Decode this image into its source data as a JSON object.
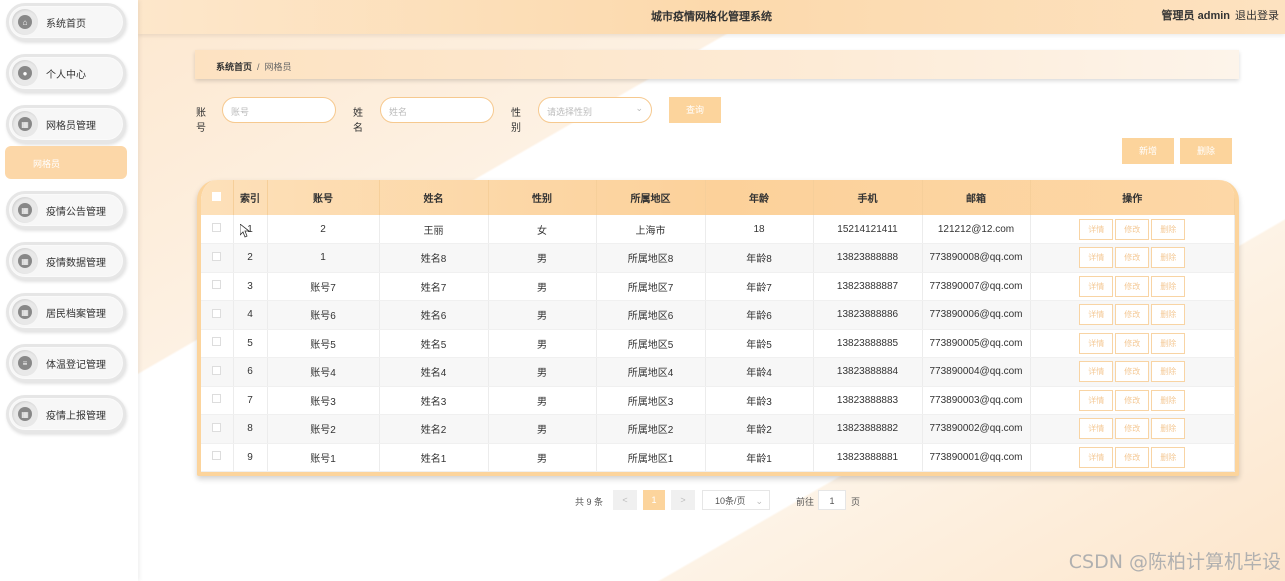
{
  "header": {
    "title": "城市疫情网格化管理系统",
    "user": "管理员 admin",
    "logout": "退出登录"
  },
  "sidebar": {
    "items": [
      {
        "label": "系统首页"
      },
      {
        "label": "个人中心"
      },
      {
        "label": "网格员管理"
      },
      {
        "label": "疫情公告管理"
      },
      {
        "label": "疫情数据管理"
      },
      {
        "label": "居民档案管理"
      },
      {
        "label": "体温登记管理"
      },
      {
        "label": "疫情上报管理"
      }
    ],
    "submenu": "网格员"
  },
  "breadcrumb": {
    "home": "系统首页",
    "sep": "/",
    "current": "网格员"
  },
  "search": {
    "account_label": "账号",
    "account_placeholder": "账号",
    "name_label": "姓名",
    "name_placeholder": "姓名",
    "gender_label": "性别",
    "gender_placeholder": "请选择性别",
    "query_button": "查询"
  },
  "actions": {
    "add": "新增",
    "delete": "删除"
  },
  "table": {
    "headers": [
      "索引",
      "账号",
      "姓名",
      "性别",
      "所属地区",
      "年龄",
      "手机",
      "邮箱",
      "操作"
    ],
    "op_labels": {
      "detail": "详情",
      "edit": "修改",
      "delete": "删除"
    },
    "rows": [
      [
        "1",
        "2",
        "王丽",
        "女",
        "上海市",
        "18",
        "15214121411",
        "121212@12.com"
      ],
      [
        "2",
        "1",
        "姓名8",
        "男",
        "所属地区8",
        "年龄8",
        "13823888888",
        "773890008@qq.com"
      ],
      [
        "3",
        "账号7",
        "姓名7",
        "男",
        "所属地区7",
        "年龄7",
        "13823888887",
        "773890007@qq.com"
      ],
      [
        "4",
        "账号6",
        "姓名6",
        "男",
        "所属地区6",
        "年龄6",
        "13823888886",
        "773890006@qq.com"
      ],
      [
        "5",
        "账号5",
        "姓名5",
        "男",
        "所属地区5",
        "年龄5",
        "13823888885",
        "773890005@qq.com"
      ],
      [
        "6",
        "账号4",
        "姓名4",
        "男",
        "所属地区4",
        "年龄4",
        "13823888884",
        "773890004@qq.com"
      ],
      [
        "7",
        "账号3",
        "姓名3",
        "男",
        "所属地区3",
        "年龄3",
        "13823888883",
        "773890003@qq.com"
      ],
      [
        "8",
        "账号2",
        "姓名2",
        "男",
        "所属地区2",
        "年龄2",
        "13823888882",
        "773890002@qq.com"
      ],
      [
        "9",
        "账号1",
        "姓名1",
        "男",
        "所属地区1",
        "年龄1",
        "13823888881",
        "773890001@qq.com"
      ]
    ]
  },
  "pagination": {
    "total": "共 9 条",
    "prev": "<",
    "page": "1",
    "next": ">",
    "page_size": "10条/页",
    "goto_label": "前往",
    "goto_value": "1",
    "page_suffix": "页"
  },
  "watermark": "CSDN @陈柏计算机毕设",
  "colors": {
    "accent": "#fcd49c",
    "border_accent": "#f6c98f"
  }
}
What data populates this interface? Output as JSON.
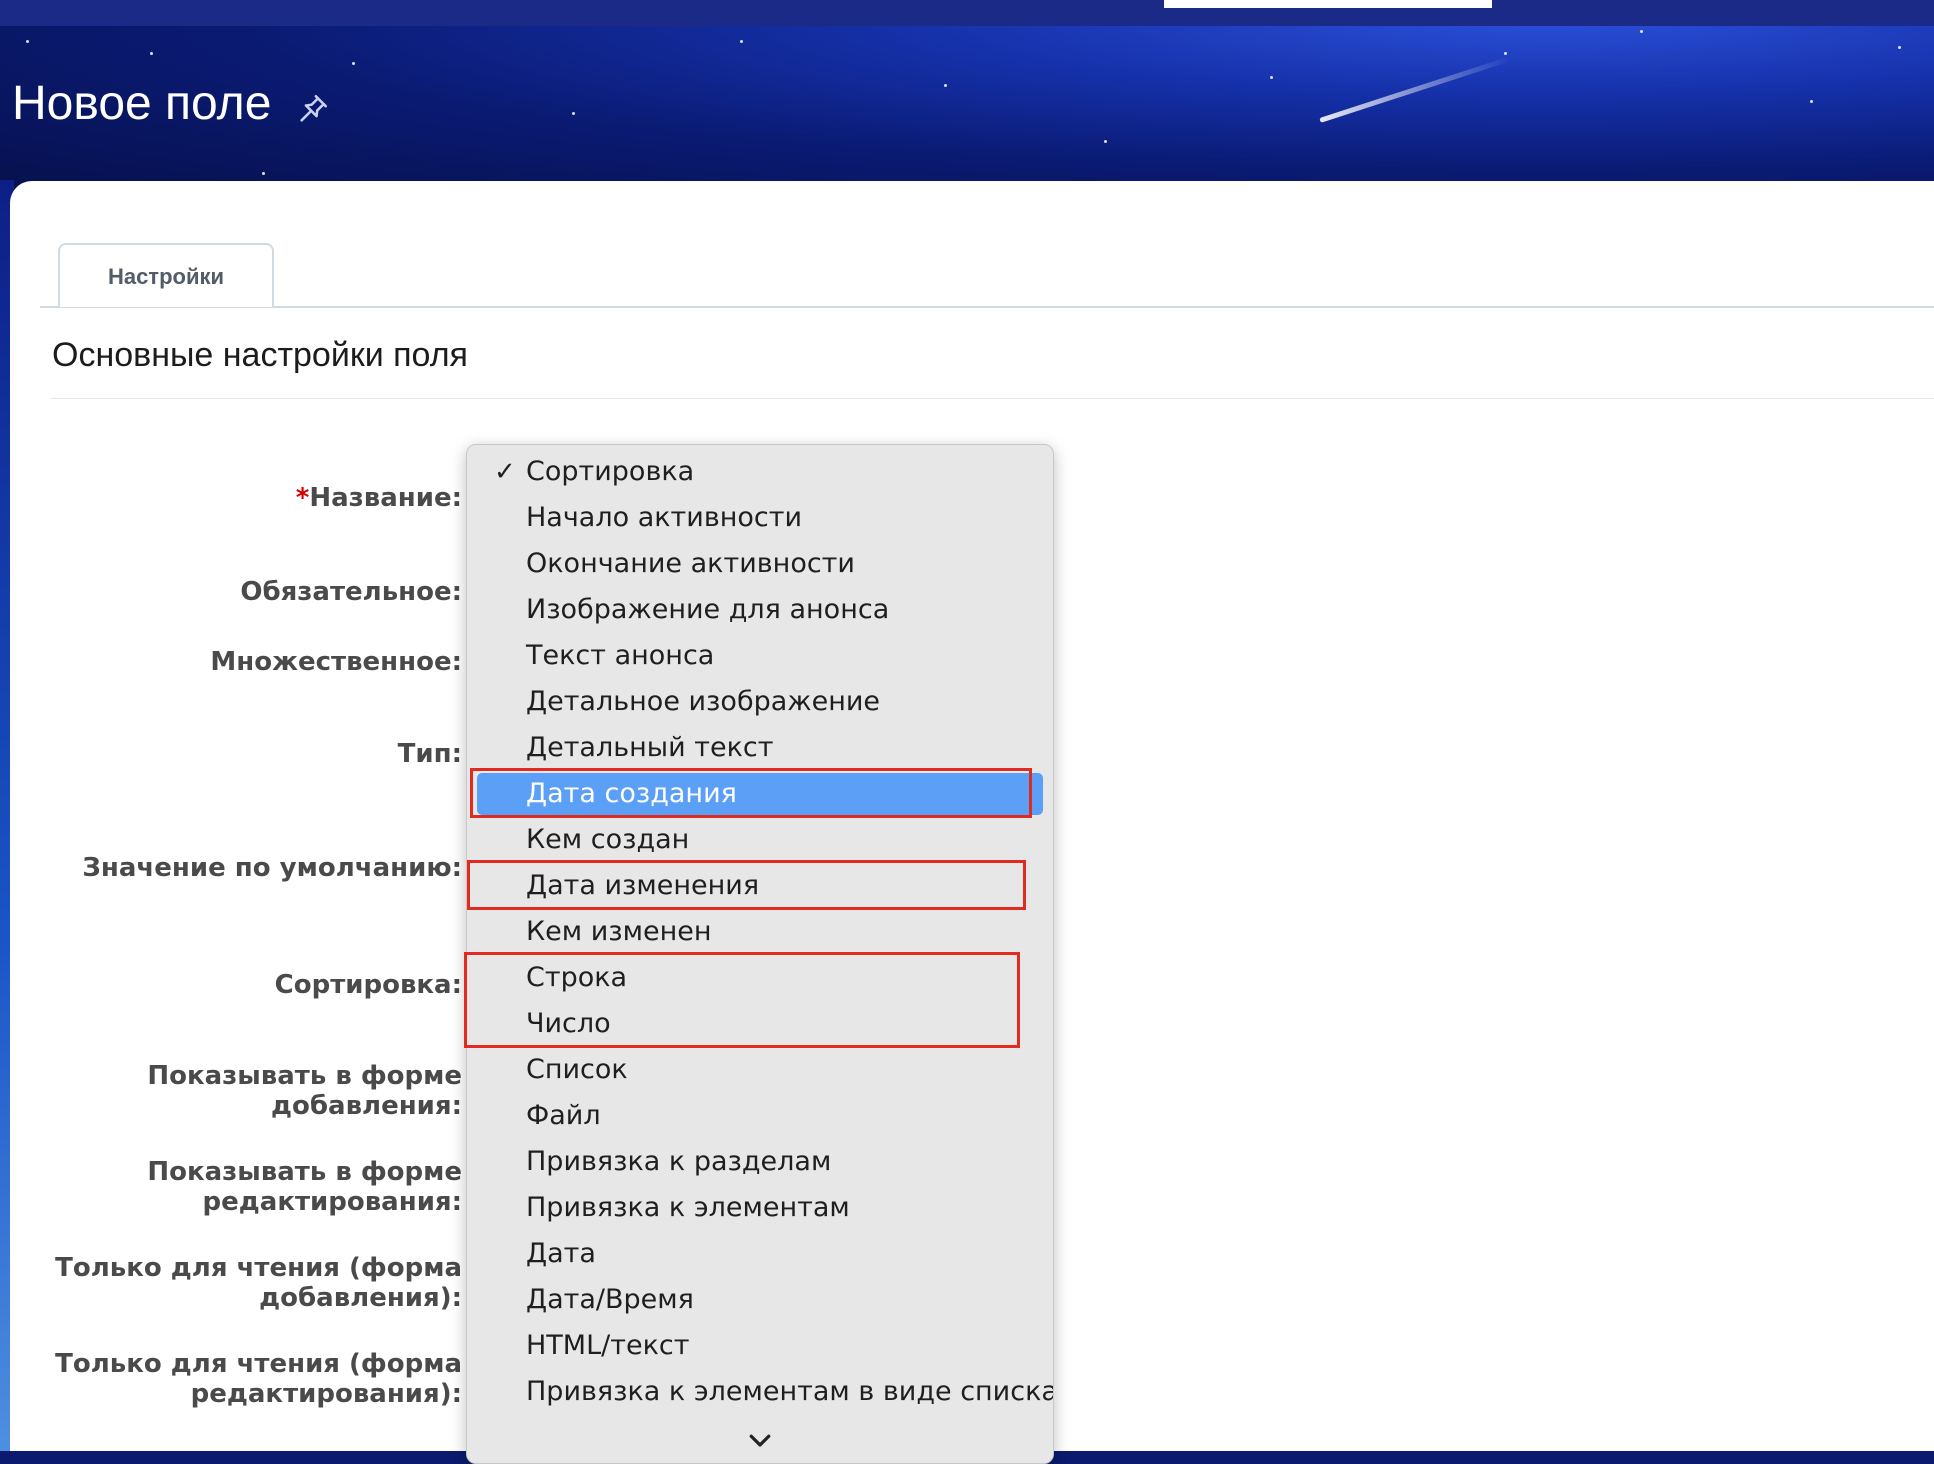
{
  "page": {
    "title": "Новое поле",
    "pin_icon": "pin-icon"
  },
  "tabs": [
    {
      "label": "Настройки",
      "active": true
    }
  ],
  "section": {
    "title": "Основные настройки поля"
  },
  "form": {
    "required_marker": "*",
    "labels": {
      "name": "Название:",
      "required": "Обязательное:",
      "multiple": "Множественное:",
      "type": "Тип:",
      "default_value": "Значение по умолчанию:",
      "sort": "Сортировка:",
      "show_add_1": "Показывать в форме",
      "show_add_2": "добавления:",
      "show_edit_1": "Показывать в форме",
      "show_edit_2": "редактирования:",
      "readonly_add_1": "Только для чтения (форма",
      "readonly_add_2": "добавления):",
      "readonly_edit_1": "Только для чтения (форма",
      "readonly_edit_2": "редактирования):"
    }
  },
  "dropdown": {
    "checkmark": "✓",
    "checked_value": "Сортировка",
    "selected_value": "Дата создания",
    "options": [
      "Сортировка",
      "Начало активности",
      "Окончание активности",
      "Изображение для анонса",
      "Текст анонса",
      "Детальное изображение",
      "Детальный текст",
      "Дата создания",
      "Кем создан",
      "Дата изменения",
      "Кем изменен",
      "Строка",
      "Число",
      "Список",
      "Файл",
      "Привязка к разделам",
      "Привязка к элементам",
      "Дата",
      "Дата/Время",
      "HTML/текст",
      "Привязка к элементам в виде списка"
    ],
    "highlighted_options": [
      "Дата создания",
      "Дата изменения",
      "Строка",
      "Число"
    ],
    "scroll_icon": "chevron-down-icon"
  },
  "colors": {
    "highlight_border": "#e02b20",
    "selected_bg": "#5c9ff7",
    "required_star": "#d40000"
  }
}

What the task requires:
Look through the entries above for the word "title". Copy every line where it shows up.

Response for this exercise:
    "title": "城市疫情网格化管理系统",
    "title": "Новое поле",
    "title": "Основные настройки поля"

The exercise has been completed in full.